Task statement: Copy the records below character for character.

--*--

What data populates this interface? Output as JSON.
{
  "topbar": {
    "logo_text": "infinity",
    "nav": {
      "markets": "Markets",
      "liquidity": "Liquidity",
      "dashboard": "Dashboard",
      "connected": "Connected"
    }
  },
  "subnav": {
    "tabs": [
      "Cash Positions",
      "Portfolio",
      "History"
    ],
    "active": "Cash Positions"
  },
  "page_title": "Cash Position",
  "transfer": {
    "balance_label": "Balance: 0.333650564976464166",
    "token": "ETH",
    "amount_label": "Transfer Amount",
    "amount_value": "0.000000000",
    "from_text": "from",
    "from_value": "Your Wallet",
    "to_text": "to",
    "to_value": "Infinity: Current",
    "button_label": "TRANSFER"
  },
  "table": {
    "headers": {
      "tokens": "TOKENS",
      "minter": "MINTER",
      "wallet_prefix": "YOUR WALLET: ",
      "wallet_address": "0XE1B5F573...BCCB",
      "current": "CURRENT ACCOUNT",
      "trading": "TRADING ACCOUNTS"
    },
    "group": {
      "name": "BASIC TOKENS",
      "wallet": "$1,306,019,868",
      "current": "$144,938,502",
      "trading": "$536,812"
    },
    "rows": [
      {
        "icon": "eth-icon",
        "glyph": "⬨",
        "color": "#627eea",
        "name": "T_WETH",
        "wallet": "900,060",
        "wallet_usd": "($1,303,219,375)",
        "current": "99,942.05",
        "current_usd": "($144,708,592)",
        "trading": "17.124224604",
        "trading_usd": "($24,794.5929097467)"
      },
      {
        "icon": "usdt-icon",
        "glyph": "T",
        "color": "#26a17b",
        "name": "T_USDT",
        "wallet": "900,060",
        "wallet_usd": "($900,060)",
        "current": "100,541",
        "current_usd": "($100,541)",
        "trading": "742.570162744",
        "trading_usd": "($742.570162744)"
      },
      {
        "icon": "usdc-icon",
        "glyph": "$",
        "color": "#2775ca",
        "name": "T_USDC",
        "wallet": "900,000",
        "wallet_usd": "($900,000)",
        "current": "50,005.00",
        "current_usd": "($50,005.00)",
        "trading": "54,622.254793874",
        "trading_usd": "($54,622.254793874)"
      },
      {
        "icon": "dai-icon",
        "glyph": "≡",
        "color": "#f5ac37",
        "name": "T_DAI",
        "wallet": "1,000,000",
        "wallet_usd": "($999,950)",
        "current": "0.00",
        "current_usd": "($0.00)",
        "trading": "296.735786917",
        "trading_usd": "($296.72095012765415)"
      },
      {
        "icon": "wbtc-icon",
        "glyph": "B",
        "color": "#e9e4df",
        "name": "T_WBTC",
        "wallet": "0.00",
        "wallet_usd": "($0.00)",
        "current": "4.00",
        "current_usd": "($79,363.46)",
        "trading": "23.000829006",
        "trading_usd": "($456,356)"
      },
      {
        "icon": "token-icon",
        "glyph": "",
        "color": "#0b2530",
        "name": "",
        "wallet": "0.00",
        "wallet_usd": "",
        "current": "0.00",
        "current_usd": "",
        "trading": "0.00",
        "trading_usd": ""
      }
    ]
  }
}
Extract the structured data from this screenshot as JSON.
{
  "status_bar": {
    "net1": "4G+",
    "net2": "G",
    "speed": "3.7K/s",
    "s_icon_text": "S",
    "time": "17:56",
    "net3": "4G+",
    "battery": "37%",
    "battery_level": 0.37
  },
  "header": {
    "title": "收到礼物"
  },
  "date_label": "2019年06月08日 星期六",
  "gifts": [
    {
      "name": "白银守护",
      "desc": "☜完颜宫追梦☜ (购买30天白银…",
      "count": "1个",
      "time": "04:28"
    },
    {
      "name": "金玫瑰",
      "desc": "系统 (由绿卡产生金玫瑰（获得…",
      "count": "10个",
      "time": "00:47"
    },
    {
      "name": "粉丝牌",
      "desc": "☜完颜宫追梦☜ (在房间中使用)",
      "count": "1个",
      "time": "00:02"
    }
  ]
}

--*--

Answer space:
What data populates this interface? Output as JSON.
{
  "topbar": {
    "logo_text": "infinity",
    "nav": {
      "markets": "Markets",
      "liquidity": "Liquidity",
      "dashboard": "Dashboard",
      "connected": "Connected"
    }
  },
  "subnav": {
    "tabs": [
      "Cash Positions",
      "Portfolio",
      "History"
    ],
    "active": "Cash Positions"
  },
  "page_title": "Cash Position",
  "transfer": {
    "balance_label": "Balance: 0.333650564976464166",
    "token": "ETH",
    "amount_label": "Transfer Amount",
    "amount_value": "0.000000000",
    "from_text": "from",
    "from_value": "Your Wallet",
    "to_text": "to",
    "to_value": "Infinity: Current",
    "button_label": "TRANSFER"
  },
  "table": {
    "headers": {
      "tokens": "TOKENS",
      "minter": "MINTER",
      "wallet_prefix": "YOUR WALLET: ",
      "wallet_address": "0XE1B5F573...BCCB",
      "current": "CURRENT ACCOUNT",
      "trading": "TRADING ACCOUNTS"
    },
    "group": {
      "name": "BASIC TOKENS",
      "wallet": "$1,306,019,868",
      "current": "$144,938,502",
      "trading": "$536,812"
    },
    "rows": [
      {
        "icon": "eth-icon",
        "glyph": "⬨",
        "color": "#627eea",
        "name": "T_WETH",
        "wallet": "900,060",
        "wallet_usd": "($1,303,219,375)",
        "current": "99,942.05",
        "current_usd": "($144,708,592)",
        "trading": "17.124224604",
        "trading_usd": "($24,794.5929097467)"
      },
      {
        "icon": "usdt-icon",
        "glyph": "T",
        "color": "#26a17b",
        "name": "T_USDT",
        "wallet": "900,060",
        "wallet_usd": "($900,060)",
        "current": "100,541",
        "current_usd": "($100,541)",
        "trading": "742.570162744",
        "trading_usd": "($742.570162744)"
      },
      {
        "icon": "usdc-icon",
        "glyph": "$",
        "color": "#2775ca",
        "name": "T_USDC",
        "wallet": "900,000",
        "wallet_usd": "($900,000)",
        "current": "50,005.00",
        "current_usd": "($50,005.00)",
        "trading": "54,622.254793874",
        "trading_usd": "($54,622.254793874)"
      },
      {
        "icon": "dai-icon",
        "glyph": "≡",
        "color": "#f5ac37",
        "name": "T_DAI",
        "wallet": "1,000,000",
        "wallet_usd": "($999,950)",
        "current": "0.00",
        "current_usd": "($0.00)",
        "trading": "296.735786917",
        "trading_usd": "($296.72095012765415)"
      },
      {
        "icon": "wbtc-icon",
        "glyph": "B",
        "color": "#e9e4df",
        "name": "T_WBTC",
        "wallet": "0.00",
        "wallet_usd": "($0.00)",
        "current": "4.00",
        "current_usd": "($79,363.46)",
        "trading": "23.000829006",
        "trading_usd": "($456,356)"
      },
      {
        "icon": "token-icon",
        "glyph": "",
        "color": "#0b2530",
        "name": "",
        "wallet": "0.00",
        "wallet_usd": "",
        "current": "0.00",
        "current_usd": "",
        "trading": "0.00",
        "trading_usd": ""
      }
    ]
  }
}
Extract the structured data from this screenshot as JSON.
{
  "status_bar": {
    "net1": "4G+",
    "net2": "G",
    "speed": "3.7K/s",
    "s_icon_text": "S",
    "time": "17:56",
    "net3": "4G+",
    "battery": "37%",
    "battery_level": 0.37
  },
  "header": {
    "title": "收到礼物"
  },
  "date_label": "2019年06月08日 星期六",
  "gifts": [
    {
      "name": "白银守护",
      "desc": "☜完颜宫追梦☜ (购买30天白银…",
      "count": "1个",
      "time": "04:28"
    },
    {
      "name": "金玫瑰",
      "desc": "系统 (由绿卡产生金玫瑰（获得…",
      "count": "10个",
      "time": "00:47"
    },
    {
      "name": "粉丝牌",
      "desc": "☜完颜宫追梦☜ (在房间中使用)",
      "count": "1个",
      "time": "00:02"
    }
  ]
}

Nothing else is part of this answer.